Write the entries out exactly. Any images they hold stay out of the copy.
AVAILABLE DATA Start Marker
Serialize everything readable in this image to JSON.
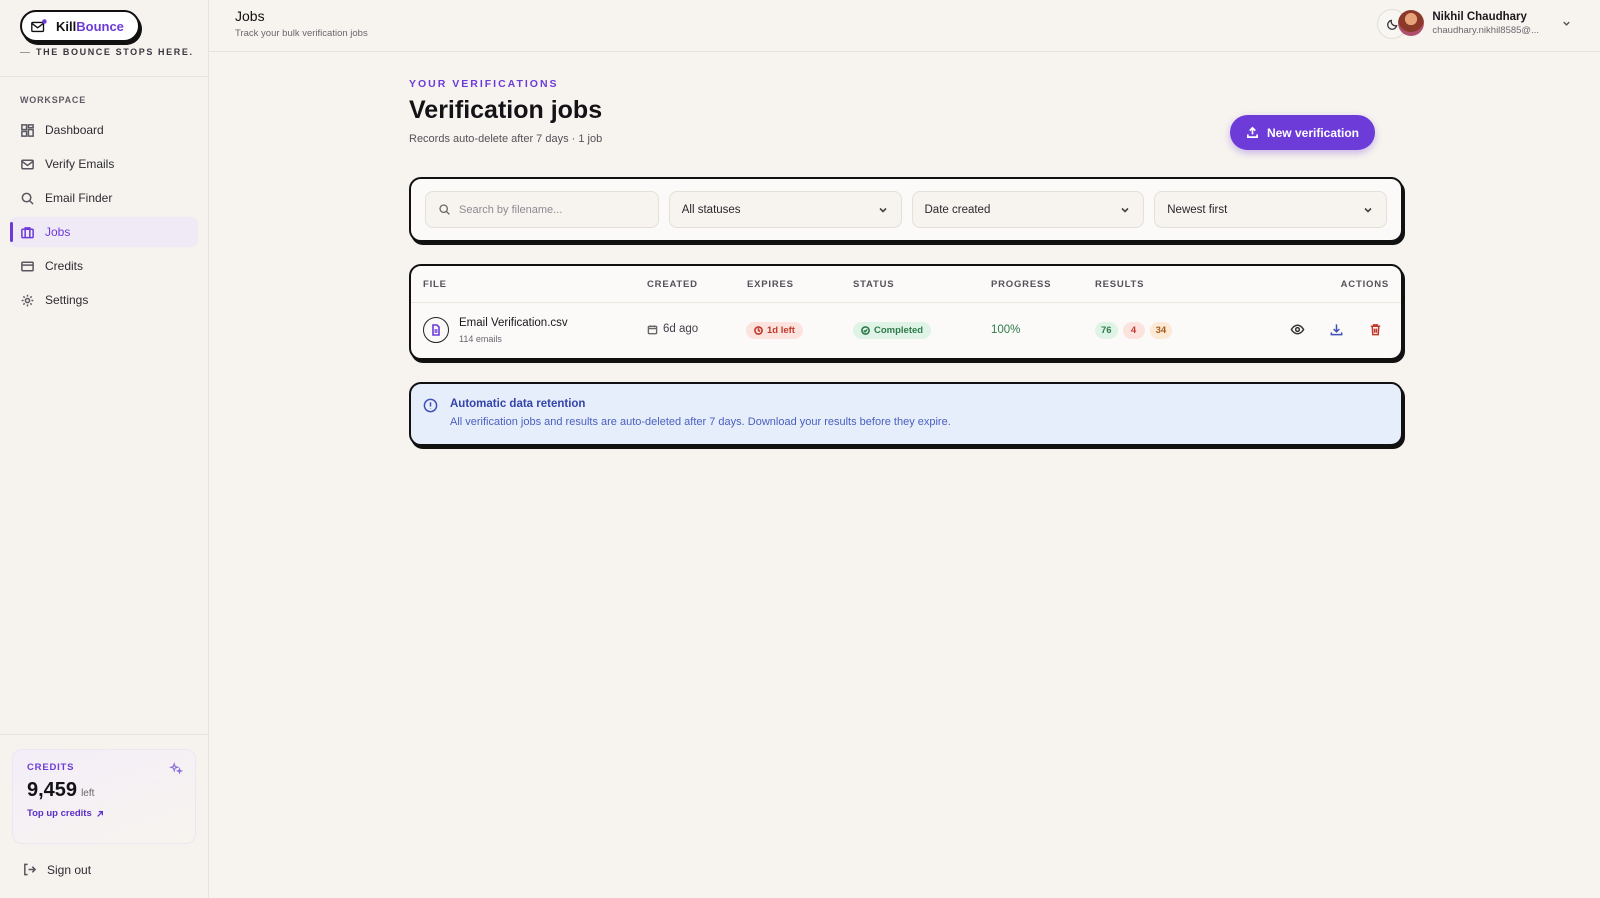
{
  "brand": {
    "name_part1": "Kill",
    "name_part2": "Bounce",
    "tagline": "THE BOUNCE STOPS HERE."
  },
  "sidebar": {
    "section_label": "WORKSPACE",
    "items": [
      {
        "label": "Dashboard",
        "icon": "dashboard-icon"
      },
      {
        "label": "Verify Emails",
        "icon": "mail-icon"
      },
      {
        "label": "Email Finder",
        "icon": "search-icon"
      },
      {
        "label": "Jobs",
        "icon": "briefcase-icon",
        "active": true
      },
      {
        "label": "Credits",
        "icon": "card-icon"
      },
      {
        "label": "Settings",
        "icon": "gear-icon"
      }
    ],
    "credits": {
      "label": "CREDITS",
      "value": "9,459",
      "suffix": "left",
      "topup": "Top up credits"
    },
    "signout": "Sign out"
  },
  "topbar": {
    "title": "Jobs",
    "subtitle": "Track your bulk verification jobs",
    "user": {
      "name": "Nikhil Chaudhary",
      "email": "chaudhary.nikhil8585@..."
    }
  },
  "main": {
    "eyebrow": "YOUR VERIFICATIONS",
    "title": "Verification jobs",
    "meta": "Records auto-delete after 7 days · 1 job",
    "new_button": "New verification",
    "filters": {
      "search_placeholder": "Search by filename...",
      "status": "All statuses",
      "date": "Date created",
      "sort": "Newest first"
    },
    "table": {
      "headers": {
        "file": "FILE",
        "created": "CREATED",
        "expires": "EXPIRES",
        "status": "STATUS",
        "progress": "PROGRESS",
        "results": "RESULTS",
        "actions": "ACTIONS"
      },
      "rows": [
        {
          "file_name": "Email Verification.csv",
          "file_count": "114 emails",
          "created": "6d ago",
          "expires": "1d left",
          "status": "Completed",
          "progress": "100%",
          "results": {
            "valid": "76",
            "invalid": "4",
            "risky": "34"
          }
        }
      ]
    },
    "notice": {
      "title": "Automatic data retention",
      "text": "All verification jobs and results are auto-deleted after 7 days. Download your results before they expire."
    }
  },
  "colors": {
    "accent": "#6d3bd8",
    "background": "#f7f4ef",
    "success": "#2f7a4b",
    "danger": "#c0392b"
  }
}
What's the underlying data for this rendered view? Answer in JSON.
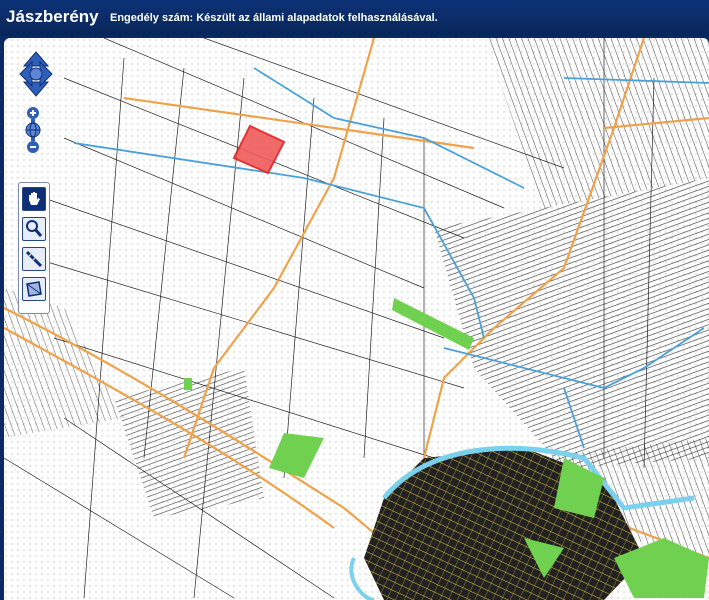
{
  "header": {
    "title": "Jászberény",
    "subtitle": "Engedély szám:  Készült az állami alapadatok felhasználásával."
  },
  "colors": {
    "header_bg": "#0b2a63",
    "parcel_lines": "#222222",
    "roads": "#f0a24a",
    "water": "#4aa0d8",
    "green_areas": "#6fd14f",
    "selected_parcel": "#f05a5a",
    "town_core": "#1a1a1a"
  },
  "controls": {
    "pan": {
      "icon": "pan-arrows-icon"
    },
    "zoom_in": {
      "icon": "plus-icon"
    },
    "zoom_world": {
      "icon": "globe-icon"
    },
    "zoom_out": {
      "icon": "minus-icon"
    },
    "tools": [
      {
        "name": "hand-pan-tool",
        "icon": "hand-icon",
        "active": true
      },
      {
        "name": "zoom-box-tool",
        "icon": "magnifier-icon",
        "active": false
      },
      {
        "name": "measure-line-tool",
        "icon": "ruler-icon",
        "active": false
      },
      {
        "name": "measure-area-tool",
        "icon": "area-icon",
        "active": false
      }
    ]
  }
}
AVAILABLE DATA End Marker
_PROBLEM SOLUTION_:
Serialize everything readable in this image to JSON.
{
  "brand": {
    "name_part1": "Kill",
    "name_part2": "Bounce",
    "tagline": "THE BOUNCE STOPS HERE."
  },
  "sidebar": {
    "section_label": "WORKSPACE",
    "items": [
      {
        "label": "Dashboard",
        "icon": "dashboard-icon"
      },
      {
        "label": "Verify Emails",
        "icon": "mail-icon"
      },
      {
        "label": "Email Finder",
        "icon": "search-icon"
      },
      {
        "label": "Jobs",
        "icon": "briefcase-icon",
        "active": true
      },
      {
        "label": "Credits",
        "icon": "card-icon"
      },
      {
        "label": "Settings",
        "icon": "gear-icon"
      }
    ],
    "credits": {
      "label": "CREDITS",
      "value": "9,459",
      "suffix": "left",
      "topup": "Top up credits"
    },
    "signout": "Sign out"
  },
  "topbar": {
    "title": "Jobs",
    "subtitle": "Track your bulk verification jobs",
    "user": {
      "name": "Nikhil Chaudhary",
      "email": "chaudhary.nikhil8585@..."
    }
  },
  "main": {
    "eyebrow": "YOUR VERIFICATIONS",
    "title": "Verification jobs",
    "meta": "Records auto-delete after 7 days · 1 job",
    "new_button": "New verification",
    "filters": {
      "search_placeholder": "Search by filename...",
      "status": "All statuses",
      "date": "Date created",
      "sort": "Newest first"
    },
    "table": {
      "headers": {
        "file": "FILE",
        "created": "CREATED",
        "expires": "EXPIRES",
        "status": "STATUS",
        "progress": "PROGRESS",
        "results": "RESULTS",
        "actions": "ACTIONS"
      },
      "rows": [
        {
          "file_name": "Email Verification.csv",
          "file_count": "114 emails",
          "created": "6d ago",
          "expires": "1d left",
          "status": "Completed",
          "progress": "100%",
          "results": {
            "valid": "76",
            "invalid": "4",
            "risky": "34"
          }
        }
      ]
    },
    "notice": {
      "title": "Automatic data retention",
      "text": "All verification jobs and results are auto-deleted after 7 days. Download your results before they expire."
    }
  },
  "colors": {
    "accent": "#6d3bd8",
    "background": "#f7f4ef",
    "success": "#2f7a4b",
    "danger": "#c0392b"
  }
}
What's the underlying data for this rendered view? Answer in JSON.
{
  "header": {
    "title": "Jászberény",
    "subtitle": "Engedély szám:  Készült az állami alapadatok felhasználásával."
  },
  "colors": {
    "header_bg": "#0b2a63",
    "parcel_lines": "#222222",
    "roads": "#f0a24a",
    "water": "#4aa0d8",
    "green_areas": "#6fd14f",
    "selected_parcel": "#f05a5a",
    "town_core": "#1a1a1a"
  },
  "controls": {
    "pan": {
      "icon": "pan-arrows-icon"
    },
    "zoom_in": {
      "icon": "plus-icon"
    },
    "zoom_world": {
      "icon": "globe-icon"
    },
    "zoom_out": {
      "icon": "minus-icon"
    },
    "tools": [
      {
        "name": "hand-pan-tool",
        "icon": "hand-icon",
        "active": true
      },
      {
        "name": "zoom-box-tool",
        "icon": "magnifier-icon",
        "active": false
      },
      {
        "name": "measure-line-tool",
        "icon": "ruler-icon",
        "active": false
      },
      {
        "name": "measure-area-tool",
        "icon": "area-icon",
        "active": false
      }
    ]
  }
}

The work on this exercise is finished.